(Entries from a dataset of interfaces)
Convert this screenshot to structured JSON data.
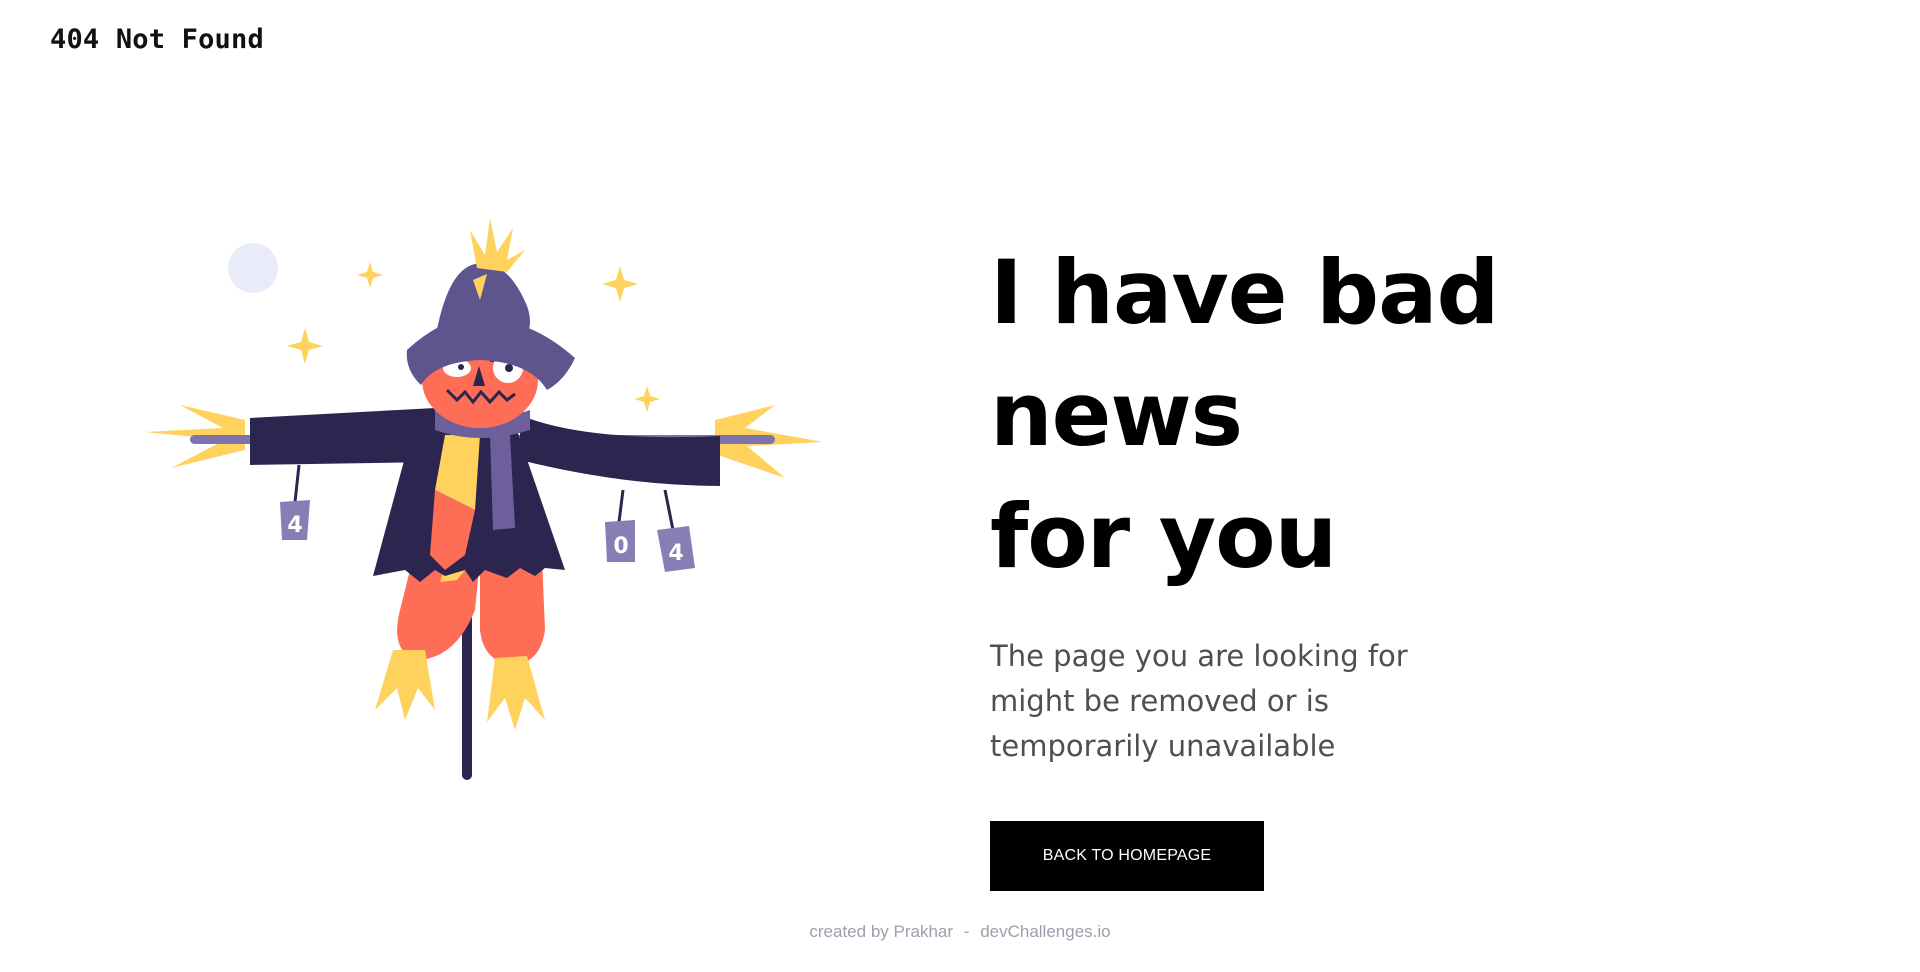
{
  "header": {
    "brand_text": "404 Not Found"
  },
  "illustration": {
    "cans": [
      "4",
      "0",
      "4"
    ],
    "colors": {
      "hat": "#5e548e",
      "coat": "#2b2550",
      "face": "#fe6d56",
      "straw": "#ffd25e",
      "scarf": "#6d5f9b",
      "pole": "#2b2550",
      "moon": "#e9ecf8",
      "can": "#877eb5"
    }
  },
  "main": {
    "headline_line1": "I have bad news",
    "headline_line2": "for you",
    "description_line1": "The page you are looking for",
    "description_line2": "might be removed or is",
    "description_line3": "temporarily unavailable",
    "cta_label": "BACK TO HOMEPAGE"
  },
  "footer": {
    "credit_prefix": "created by",
    "author": "Prakhar",
    "separator": "-",
    "site": "devChallenges.io"
  }
}
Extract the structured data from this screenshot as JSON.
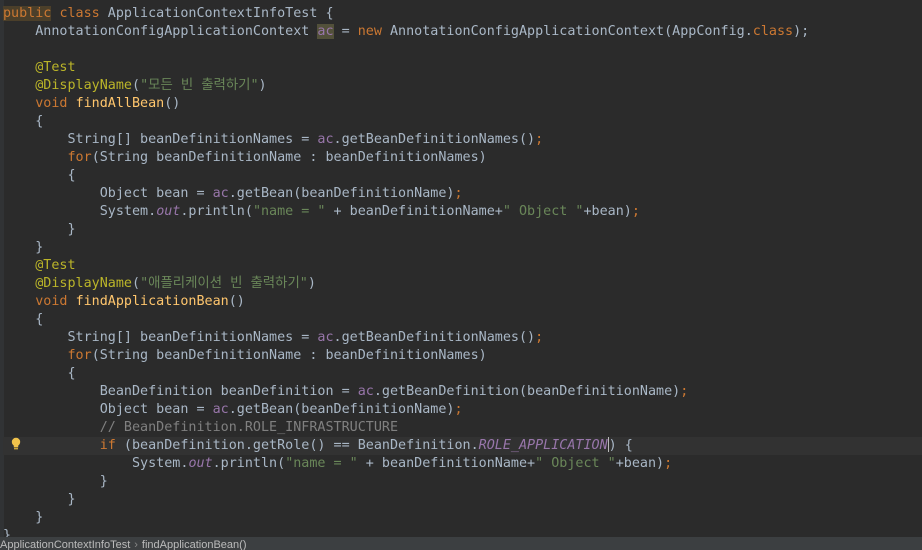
{
  "editor": {
    "language": "java",
    "colors": {
      "background": "#2b2b2b",
      "keyword": "#cc7832",
      "annotation": "#bbb529",
      "method_declaration": "#ffc66d",
      "string": "#6a8759",
      "comment": "#808080",
      "field": "#9876aa",
      "plain": "#a9b7c6"
    },
    "current_line_index": 24,
    "lines": [
      [
        [
          "kw",
          "public"
        ],
        [
          "pln",
          " "
        ],
        [
          "kw",
          "class"
        ],
        [
          "pln",
          " ApplicationContextInfoTest {"
        ]
      ],
      [
        [
          "pln",
          "    AnnotationConfigApplicationContext "
        ],
        [
          "var",
          "ac"
        ],
        [
          "pln",
          " = "
        ],
        [
          "kw",
          "new"
        ],
        [
          "pln",
          " AnnotationConfigApplicationContext(AppConfig."
        ],
        [
          "kw",
          "class"
        ],
        [
          "pln",
          ");"
        ]
      ],
      [
        [
          "pln",
          ""
        ]
      ],
      [
        [
          "ann",
          "    @Test"
        ]
      ],
      [
        [
          "ann",
          "    @DisplayName"
        ],
        [
          "pln",
          "("
        ],
        [
          "str",
          "\"모든 빈 출력하기\""
        ],
        [
          "pln",
          ")"
        ]
      ],
      [
        [
          "pln",
          "    "
        ],
        [
          "kw",
          "void"
        ],
        [
          "pln",
          " "
        ],
        [
          "fn",
          "findAllBean"
        ],
        [
          "pln",
          "()"
        ]
      ],
      [
        [
          "pln",
          "    {"
        ]
      ],
      [
        [
          "pln",
          "        String[] beanDefinitionNames = "
        ],
        [
          "var",
          "ac"
        ],
        [
          "pln",
          ".getBeanDefinitionNames()"
        ],
        [
          "kw",
          ";"
        ]
      ],
      [
        [
          "pln",
          "        "
        ],
        [
          "kw",
          "for"
        ],
        [
          "pln",
          "(String beanDefinitionName : beanDefinitionNames)"
        ]
      ],
      [
        [
          "pln",
          "        {"
        ]
      ],
      [
        [
          "pln",
          "            Object bean = "
        ],
        [
          "var",
          "ac"
        ],
        [
          "pln",
          ".getBean(beanDefinitionName)"
        ],
        [
          "kw",
          ";"
        ]
      ],
      [
        [
          "pln",
          "            System."
        ],
        [
          "sfld",
          "out"
        ],
        [
          "pln",
          ".println("
        ],
        [
          "str",
          "\"name = \""
        ],
        [
          "pln",
          " + beanDefinitionName+"
        ],
        [
          "str",
          "\" Object \""
        ],
        [
          "pln",
          "+bean)"
        ],
        [
          "kw",
          ";"
        ]
      ],
      [
        [
          "pln",
          "        }"
        ]
      ],
      [
        [
          "pln",
          "    }"
        ]
      ],
      [
        [
          "ann",
          "    @Test"
        ]
      ],
      [
        [
          "ann",
          "    @DisplayName"
        ],
        [
          "pln",
          "("
        ],
        [
          "str",
          "\"애플리케이션 빈 출력하기\""
        ],
        [
          "pln",
          ")"
        ]
      ],
      [
        [
          "pln",
          "    "
        ],
        [
          "kw",
          "void"
        ],
        [
          "pln",
          " "
        ],
        [
          "fn",
          "findApplicationBean"
        ],
        [
          "pln",
          "()"
        ]
      ],
      [
        [
          "pln",
          "    {"
        ]
      ],
      [
        [
          "pln",
          "        String[] beanDefinitionNames = "
        ],
        [
          "var",
          "ac"
        ],
        [
          "pln",
          ".getBeanDefinitionNames()"
        ],
        [
          "kw",
          ";"
        ]
      ],
      [
        [
          "pln",
          "        "
        ],
        [
          "kw",
          "for"
        ],
        [
          "pln",
          "(String beanDefinitionName : beanDefinitionNames)"
        ]
      ],
      [
        [
          "pln",
          "        {"
        ]
      ],
      [
        [
          "pln",
          "            BeanDefinition beanDefinition = "
        ],
        [
          "var",
          "ac"
        ],
        [
          "pln",
          ".getBeanDefinition(beanDefinitionName)"
        ],
        [
          "kw",
          ";"
        ]
      ],
      [
        [
          "pln",
          "            Object bean = "
        ],
        [
          "var",
          "ac"
        ],
        [
          "pln",
          ".getBean(beanDefinitionName)"
        ],
        [
          "kw",
          ";"
        ]
      ],
      [
        [
          "cm",
          "            // BeanDefinition.ROLE_INFRASTRUCTURE"
        ]
      ],
      [
        [
          "pln",
          "            "
        ],
        [
          "kw",
          "if"
        ],
        [
          "pln",
          " (beanDefinition.getRole() == BeanDefinition."
        ],
        [
          "sfld",
          "ROLE_APPLICATION"
        ],
        [
          "caret",
          ""
        ],
        [
          "pln",
          ") {"
        ]
      ],
      [
        [
          "pln",
          "                System."
        ],
        [
          "sfld",
          "out"
        ],
        [
          "pln",
          ".println("
        ],
        [
          "str",
          "\"name = \""
        ],
        [
          "pln",
          " + beanDefinitionName+"
        ],
        [
          "str",
          "\" Object \""
        ],
        [
          "pln",
          "+bean)"
        ],
        [
          "kw",
          ";"
        ]
      ],
      [
        [
          "pln",
          "            }"
        ]
      ],
      [
        [
          "pln",
          "        }"
        ]
      ],
      [
        [
          "pln",
          "    }"
        ]
      ],
      [
        [
          "pln",
          "}"
        ]
      ]
    ]
  },
  "gutter": {
    "intention_icon": "lightbulb-icon"
  },
  "status_bar": {
    "breadcrumb": [
      "ApplicationContextInfoTest",
      "findApplicationBean()"
    ]
  }
}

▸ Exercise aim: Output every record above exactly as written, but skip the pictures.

▸ Answer box:
Convert this screenshot to structured JSON data.
{
  "header": {
    "brand_text": "404 Not Found"
  },
  "illustration": {
    "cans": [
      "4",
      "0",
      "4"
    ],
    "colors": {
      "hat": "#5e548e",
      "coat": "#2b2550",
      "face": "#fe6d56",
      "straw": "#ffd25e",
      "scarf": "#6d5f9b",
      "pole": "#2b2550",
      "moon": "#e9ecf8",
      "can": "#877eb5"
    }
  },
  "main": {
    "headline_line1": "I have bad news",
    "headline_line2": "for you",
    "description_line1": "The page you are looking for",
    "description_line2": "might be removed or is",
    "description_line3": "temporarily unavailable",
    "cta_label": "BACK TO HOMEPAGE"
  },
  "footer": {
    "credit_prefix": "created by",
    "author": "Prakhar",
    "separator": "-",
    "site": "devChallenges.io"
  }
}
Extract the structured data from this screenshot as JSON.
{
  "editor": {
    "language": "java",
    "colors": {
      "background": "#2b2b2b",
      "keyword": "#cc7832",
      "annotation": "#bbb529",
      "method_declaration": "#ffc66d",
      "string": "#6a8759",
      "comment": "#808080",
      "field": "#9876aa",
      "plain": "#a9b7c6"
    },
    "current_line_index": 24,
    "lines": [
      [
        [
          "kw",
          "public"
        ],
        [
          "pln",
          " "
        ],
        [
          "kw",
          "class"
        ],
        [
          "pln",
          " ApplicationContextInfoTest {"
        ]
      ],
      [
        [
          "pln",
          "    AnnotationConfigApplicationContext "
        ],
        [
          "var",
          "ac"
        ],
        [
          "pln",
          " = "
        ],
        [
          "kw",
          "new"
        ],
        [
          "pln",
          " AnnotationConfigApplicationContext(AppConfig."
        ],
        [
          "kw",
          "class"
        ],
        [
          "pln",
          ");"
        ]
      ],
      [
        [
          "pln",
          ""
        ]
      ],
      [
        [
          "ann",
          "    @Test"
        ]
      ],
      [
        [
          "ann",
          "    @DisplayName"
        ],
        [
          "pln",
          "("
        ],
        [
          "str",
          "\"모든 빈 출력하기\""
        ],
        [
          "pln",
          ")"
        ]
      ],
      [
        [
          "pln",
          "    "
        ],
        [
          "kw",
          "void"
        ],
        [
          "pln",
          " "
        ],
        [
          "fn",
          "findAllBean"
        ],
        [
          "pln",
          "()"
        ]
      ],
      [
        [
          "pln",
          "    {"
        ]
      ],
      [
        [
          "pln",
          "        String[] beanDefinitionNames = "
        ],
        [
          "var",
          "ac"
        ],
        [
          "pln",
          ".getBeanDefinitionNames()"
        ],
        [
          "kw",
          ";"
        ]
      ],
      [
        [
          "pln",
          "        "
        ],
        [
          "kw",
          "for"
        ],
        [
          "pln",
          "(String beanDefinitionName : beanDefinitionNames)"
        ]
      ],
      [
        [
          "pln",
          "        {"
        ]
      ],
      [
        [
          "pln",
          "            Object bean = "
        ],
        [
          "var",
          "ac"
        ],
        [
          "pln",
          ".getBean(beanDefinitionName)"
        ],
        [
          "kw",
          ";"
        ]
      ],
      [
        [
          "pln",
          "            System."
        ],
        [
          "sfld",
          "out"
        ],
        [
          "pln",
          ".println("
        ],
        [
          "str",
          "\"name = \""
        ],
        [
          "pln",
          " + beanDefinitionName+"
        ],
        [
          "str",
          "\" Object \""
        ],
        [
          "pln",
          "+bean)"
        ],
        [
          "kw",
          ";"
        ]
      ],
      [
        [
          "pln",
          "        }"
        ]
      ],
      [
        [
          "pln",
          "    }"
        ]
      ],
      [
        [
          "ann",
          "    @Test"
        ]
      ],
      [
        [
          "ann",
          "    @DisplayName"
        ],
        [
          "pln",
          "("
        ],
        [
          "str",
          "\"애플리케이션 빈 출력하기\""
        ],
        [
          "pln",
          ")"
        ]
      ],
      [
        [
          "pln",
          "    "
        ],
        [
          "kw",
          "void"
        ],
        [
          "pln",
          " "
        ],
        [
          "fn",
          "findApplicationBean"
        ],
        [
          "pln",
          "()"
        ]
      ],
      [
        [
          "pln",
          "    {"
        ]
      ],
      [
        [
          "pln",
          "        String[] beanDefinitionNames = "
        ],
        [
          "var",
          "ac"
        ],
        [
          "pln",
          ".getBeanDefinitionNames()"
        ],
        [
          "kw",
          ";"
        ]
      ],
      [
        [
          "pln",
          "        "
        ],
        [
          "kw",
          "for"
        ],
        [
          "pln",
          "(String beanDefinitionName : beanDefinitionNames)"
        ]
      ],
      [
        [
          "pln",
          "        {"
        ]
      ],
      [
        [
          "pln",
          "            BeanDefinition beanDefinition = "
        ],
        [
          "var",
          "ac"
        ],
        [
          "pln",
          ".getBeanDefinition(beanDefinitionName)"
        ],
        [
          "kw",
          ";"
        ]
      ],
      [
        [
          "pln",
          "            Object bean = "
        ],
        [
          "var",
          "ac"
        ],
        [
          "pln",
          ".getBean(beanDefinitionName)"
        ],
        [
          "kw",
          ";"
        ]
      ],
      [
        [
          "cm",
          "            // BeanDefinition.ROLE_INFRASTRUCTURE"
        ]
      ],
      [
        [
          "pln",
          "            "
        ],
        [
          "kw",
          "if"
        ],
        [
          "pln",
          " (beanDefinition.getRole() == BeanDefinition."
        ],
        [
          "sfld",
          "ROLE_APPLICATION"
        ],
        [
          "caret",
          ""
        ],
        [
          "pln",
          ") {"
        ]
      ],
      [
        [
          "pln",
          "                System."
        ],
        [
          "sfld",
          "out"
        ],
        [
          "pln",
          ".println("
        ],
        [
          "str",
          "\"name = \""
        ],
        [
          "pln",
          " + beanDefinitionName+"
        ],
        [
          "str",
          "\" Object \""
        ],
        [
          "pln",
          "+bean)"
        ],
        [
          "kw",
          ";"
        ]
      ],
      [
        [
          "pln",
          "            }"
        ]
      ],
      [
        [
          "pln",
          "        }"
        ]
      ],
      [
        [
          "pln",
          "    }"
        ]
      ],
      [
        [
          "pln",
          "}"
        ]
      ]
    ]
  },
  "gutter": {
    "intention_icon": "lightbulb-icon"
  },
  "status_bar": {
    "breadcrumb": [
      "ApplicationContextInfoTest",
      "findApplicationBean()"
    ]
  }
}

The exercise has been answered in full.